**ACTIVITY:** As you reproduce every line below, keep it exactly as written and leave out the images.

(Element data from apps and pages)

========================

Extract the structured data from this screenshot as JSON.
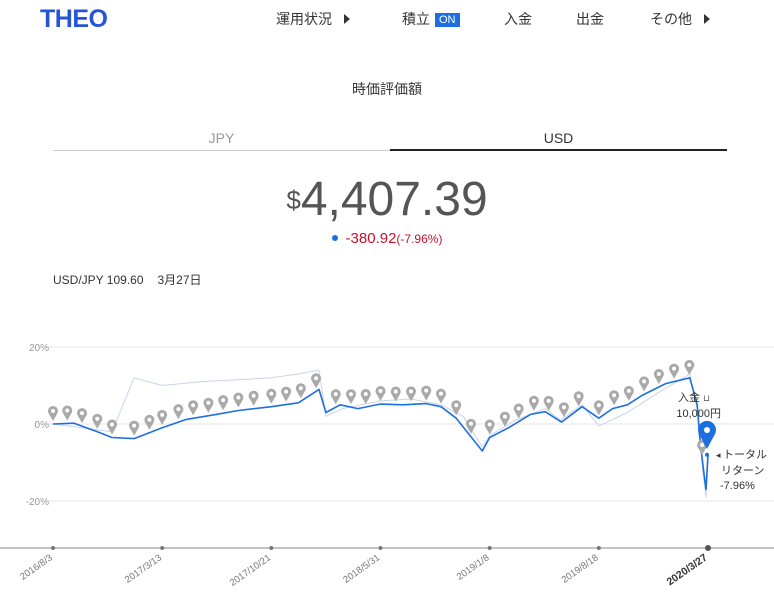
{
  "header": {
    "logo": "THEO",
    "nav": {
      "performance": "運用状況",
      "savings": "積立",
      "savings_badge": "ON",
      "deposit": "入金",
      "withdraw": "出金",
      "more": "その他"
    }
  },
  "section_title": "時価評価額",
  "tabs": {
    "jpy": "JPY",
    "usd": "USD"
  },
  "valuation": {
    "currency_symbol": "$",
    "amount": "4,407.39",
    "change": "-380.92",
    "change_pct": "(-7.96%)"
  },
  "fx": {
    "rate": "USD/JPY 109.60",
    "date": "3月27日"
  },
  "colors": {
    "accent": "#1d6fe0",
    "negative": "#c8102e",
    "benchmark": "#c9d3ea",
    "marker": "#a9a9a9"
  },
  "chart_data": {
    "type": "line",
    "y_unit": "%",
    "ylim": [
      -24,
      24
    ],
    "y_ticks": [
      "20%",
      "0%",
      "-20%"
    ],
    "x_ticks": [
      "2016/8/3",
      "2017/3/13",
      "2017/10/21",
      "2018/5/31",
      "2019/1/8",
      "2019/8/18",
      "2020/3/27"
    ],
    "x_range": [
      "2016-08-03",
      "2020-03-27"
    ],
    "grid": true,
    "series": [
      {
        "style": "primary",
        "points": [
          [
            "2016-08-03",
            0.0
          ],
          [
            "2016-09-15",
            0.2
          ],
          [
            "2016-11-01",
            -2.0
          ],
          [
            "2016-12-01",
            -3.5
          ],
          [
            "2017-01-15",
            -3.8
          ],
          [
            "2017-03-13",
            -1.0
          ],
          [
            "2017-05-01",
            1.2
          ],
          [
            "2017-07-01",
            2.5
          ],
          [
            "2017-08-15",
            3.5
          ],
          [
            "2017-10-21",
            4.5
          ],
          [
            "2017-12-15",
            5.5
          ],
          [
            "2018-01-26",
            9.0
          ],
          [
            "2018-02-09",
            3.0
          ],
          [
            "2018-03-10",
            5.0
          ],
          [
            "2018-04-15",
            4.0
          ],
          [
            "2018-05-31",
            5.2
          ],
          [
            "2018-07-15",
            5.0
          ],
          [
            "2018-09-01",
            5.3
          ],
          [
            "2018-10-01",
            4.5
          ],
          [
            "2018-11-01",
            1.5
          ],
          [
            "2018-12-24",
            -7.0
          ],
          [
            "2019-01-08",
            -3.5
          ],
          [
            "2019-02-15",
            -1.0
          ],
          [
            "2019-04-01",
            2.5
          ],
          [
            "2019-05-01",
            3.2
          ],
          [
            "2019-06-03",
            0.5
          ],
          [
            "2019-07-15",
            4.5
          ],
          [
            "2019-08-18",
            1.5
          ],
          [
            "2019-09-15",
            4.0
          ],
          [
            "2019-10-15",
            5.0
          ],
          [
            "2019-11-15",
            7.5
          ],
          [
            "2020-01-01",
            10.5
          ],
          [
            "2020-02-19",
            12.0
          ],
          [
            "2020-03-05",
            5.0
          ],
          [
            "2020-03-10",
            -3.0
          ],
          [
            "2020-03-16",
            -10.0
          ],
          [
            "2020-03-23",
            -17.0
          ],
          [
            "2020-03-27",
            -8.0
          ]
        ]
      },
      {
        "style": "benchmark",
        "points": [
          [
            "2016-08-03",
            0.0
          ],
          [
            "2016-10-01",
            -1.0
          ],
          [
            "2016-12-01",
            -2.0
          ],
          [
            "2017-01-15",
            12.0
          ],
          [
            "2017-03-13",
            10.0
          ],
          [
            "2017-06-01",
            11.0
          ],
          [
            "2017-08-15",
            11.5
          ],
          [
            "2017-10-21",
            12.0
          ],
          [
            "2017-12-15",
            13.0
          ],
          [
            "2018-01-26",
            14.0
          ],
          [
            "2018-02-09",
            2.0
          ],
          [
            "2018-03-15",
            4.0
          ],
          [
            "2018-05-31",
            6.0
          ],
          [
            "2018-08-01",
            6.5
          ],
          [
            "2018-10-01",
            5.0
          ],
          [
            "2018-11-15",
            2.0
          ],
          [
            "2018-12-24",
            -6.0
          ],
          [
            "2019-01-08",
            -3.0
          ],
          [
            "2019-03-01",
            1.0
          ],
          [
            "2019-05-01",
            4.0
          ],
          [
            "2019-06-01",
            1.0
          ],
          [
            "2019-07-15",
            5.0
          ],
          [
            "2019-08-18",
            -0.5
          ],
          [
            "2019-10-15",
            3.0
          ],
          [
            "2019-12-15",
            8.0
          ],
          [
            "2020-02-19",
            13.0
          ],
          [
            "2020-03-05",
            4.0
          ],
          [
            "2020-03-16",
            -12.0
          ],
          [
            "2020-03-23",
            -19.0
          ],
          [
            "2020-03-27",
            -9.0
          ]
        ]
      }
    ],
    "deposit_markers": [
      "2016-08-03",
      "2016-09-01",
      "2016-10-01",
      "2016-11-01",
      "2016-12-01",
      "2017-01-15",
      "2017-02-15",
      "2017-03-13",
      "2017-04-15",
      "2017-05-15",
      "2017-06-15",
      "2017-07-15",
      "2017-08-15",
      "2017-09-15",
      "2017-10-21",
      "2017-11-20",
      "2017-12-20",
      "2018-01-20",
      "2018-03-01",
      "2018-04-01",
      "2018-05-01",
      "2018-05-31",
      "2018-07-01",
      "2018-08-01",
      "2018-09-01",
      "2018-10-01",
      "2018-11-01",
      "2018-12-01",
      "2019-01-08",
      "2019-02-08",
      "2019-03-08",
      "2019-04-08",
      "2019-05-08",
      "2019-06-08",
      "2019-07-08",
      "2019-08-18",
      "2019-09-18",
      "2019-10-18",
      "2019-11-18",
      "2019-12-18",
      "2020-01-18",
      "2020-02-18",
      "2020-03-15"
    ],
    "annotations": {
      "deposit": {
        "label": "入金",
        "amount": "10,000円"
      },
      "total_return": {
        "label1": "トータル",
        "label2": "リターン",
        "value": "-7.96%"
      }
    }
  }
}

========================

**TASK OUTPUT:**
Extract the structured data from this screenshot as JSON.
{
  "header": {
    "logo": "THEO",
    "nav": {
      "performance": "運用状況",
      "savings": "積立",
      "savings_badge": "ON",
      "deposit": "入金",
      "withdraw": "出金",
      "more": "その他"
    }
  },
  "section_title": "時価評価額",
  "tabs": {
    "jpy": "JPY",
    "usd": "USD"
  },
  "valuation": {
    "currency_symbol": "$",
    "amount": "4,407.39",
    "change": "-380.92",
    "change_pct": "(-7.96%)"
  },
  "fx": {
    "rate": "USD/JPY 109.60",
    "date": "3月27日"
  },
  "colors": {
    "accent": "#1d6fe0",
    "negative": "#c8102e",
    "benchmark": "#c9d3ea",
    "marker": "#a9a9a9"
  },
  "chart_data": {
    "type": "line",
    "y_unit": "%",
    "ylim": [
      -24,
      24
    ],
    "y_ticks": [
      "20%",
      "0%",
      "-20%"
    ],
    "x_ticks": [
      "2016/8/3",
      "2017/3/13",
      "2017/10/21",
      "2018/5/31",
      "2019/1/8",
      "2019/8/18",
      "2020/3/27"
    ],
    "x_range": [
      "2016-08-03",
      "2020-03-27"
    ],
    "grid": true,
    "series": [
      {
        "style": "primary",
        "points": [
          [
            "2016-08-03",
            0.0
          ],
          [
            "2016-09-15",
            0.2
          ],
          [
            "2016-11-01",
            -2.0
          ],
          [
            "2016-12-01",
            -3.5
          ],
          [
            "2017-01-15",
            -3.8
          ],
          [
            "2017-03-13",
            -1.0
          ],
          [
            "2017-05-01",
            1.2
          ],
          [
            "2017-07-01",
            2.5
          ],
          [
            "2017-08-15",
            3.5
          ],
          [
            "2017-10-21",
            4.5
          ],
          [
            "2017-12-15",
            5.5
          ],
          [
            "2018-01-26",
            9.0
          ],
          [
            "2018-02-09",
            3.0
          ],
          [
            "2018-03-10",
            5.0
          ],
          [
            "2018-04-15",
            4.0
          ],
          [
            "2018-05-31",
            5.2
          ],
          [
            "2018-07-15",
            5.0
          ],
          [
            "2018-09-01",
            5.3
          ],
          [
            "2018-10-01",
            4.5
          ],
          [
            "2018-11-01",
            1.5
          ],
          [
            "2018-12-24",
            -7.0
          ],
          [
            "2019-01-08",
            -3.5
          ],
          [
            "2019-02-15",
            -1.0
          ],
          [
            "2019-04-01",
            2.5
          ],
          [
            "2019-05-01",
            3.2
          ],
          [
            "2019-06-03",
            0.5
          ],
          [
            "2019-07-15",
            4.5
          ],
          [
            "2019-08-18",
            1.5
          ],
          [
            "2019-09-15",
            4.0
          ],
          [
            "2019-10-15",
            5.0
          ],
          [
            "2019-11-15",
            7.5
          ],
          [
            "2020-01-01",
            10.5
          ],
          [
            "2020-02-19",
            12.0
          ],
          [
            "2020-03-05",
            5.0
          ],
          [
            "2020-03-10",
            -3.0
          ],
          [
            "2020-03-16",
            -10.0
          ],
          [
            "2020-03-23",
            -17.0
          ],
          [
            "2020-03-27",
            -8.0
          ]
        ]
      },
      {
        "style": "benchmark",
        "points": [
          [
            "2016-08-03",
            0.0
          ],
          [
            "2016-10-01",
            -1.0
          ],
          [
            "2016-12-01",
            -2.0
          ],
          [
            "2017-01-15",
            12.0
          ],
          [
            "2017-03-13",
            10.0
          ],
          [
            "2017-06-01",
            11.0
          ],
          [
            "2017-08-15",
            11.5
          ],
          [
            "2017-10-21",
            12.0
          ],
          [
            "2017-12-15",
            13.0
          ],
          [
            "2018-01-26",
            14.0
          ],
          [
            "2018-02-09",
            2.0
          ],
          [
            "2018-03-15",
            4.0
          ],
          [
            "2018-05-31",
            6.0
          ],
          [
            "2018-08-01",
            6.5
          ],
          [
            "2018-10-01",
            5.0
          ],
          [
            "2018-11-15",
            2.0
          ],
          [
            "2018-12-24",
            -6.0
          ],
          [
            "2019-01-08",
            -3.0
          ],
          [
            "2019-03-01",
            1.0
          ],
          [
            "2019-05-01",
            4.0
          ],
          [
            "2019-06-01",
            1.0
          ],
          [
            "2019-07-15",
            5.0
          ],
          [
            "2019-08-18",
            -0.5
          ],
          [
            "2019-10-15",
            3.0
          ],
          [
            "2019-12-15",
            8.0
          ],
          [
            "2020-02-19",
            13.0
          ],
          [
            "2020-03-05",
            4.0
          ],
          [
            "2020-03-16",
            -12.0
          ],
          [
            "2020-03-23",
            -19.0
          ],
          [
            "2020-03-27",
            -9.0
          ]
        ]
      }
    ],
    "deposit_markers": [
      "2016-08-03",
      "2016-09-01",
      "2016-10-01",
      "2016-11-01",
      "2016-12-01",
      "2017-01-15",
      "2017-02-15",
      "2017-03-13",
      "2017-04-15",
      "2017-05-15",
      "2017-06-15",
      "2017-07-15",
      "2017-08-15",
      "2017-09-15",
      "2017-10-21",
      "2017-11-20",
      "2017-12-20",
      "2018-01-20",
      "2018-03-01",
      "2018-04-01",
      "2018-05-01",
      "2018-05-31",
      "2018-07-01",
      "2018-08-01",
      "2018-09-01",
      "2018-10-01",
      "2018-11-01",
      "2018-12-01",
      "2019-01-08",
      "2019-02-08",
      "2019-03-08",
      "2019-04-08",
      "2019-05-08",
      "2019-06-08",
      "2019-07-08",
      "2019-08-18",
      "2019-09-18",
      "2019-10-18",
      "2019-11-18",
      "2019-12-18",
      "2020-01-18",
      "2020-02-18",
      "2020-03-15"
    ],
    "annotations": {
      "deposit": {
        "label": "入金",
        "amount": "10,000円"
      },
      "total_return": {
        "label1": "トータル",
        "label2": "リターン",
        "value": "-7.96%"
      }
    }
  }
}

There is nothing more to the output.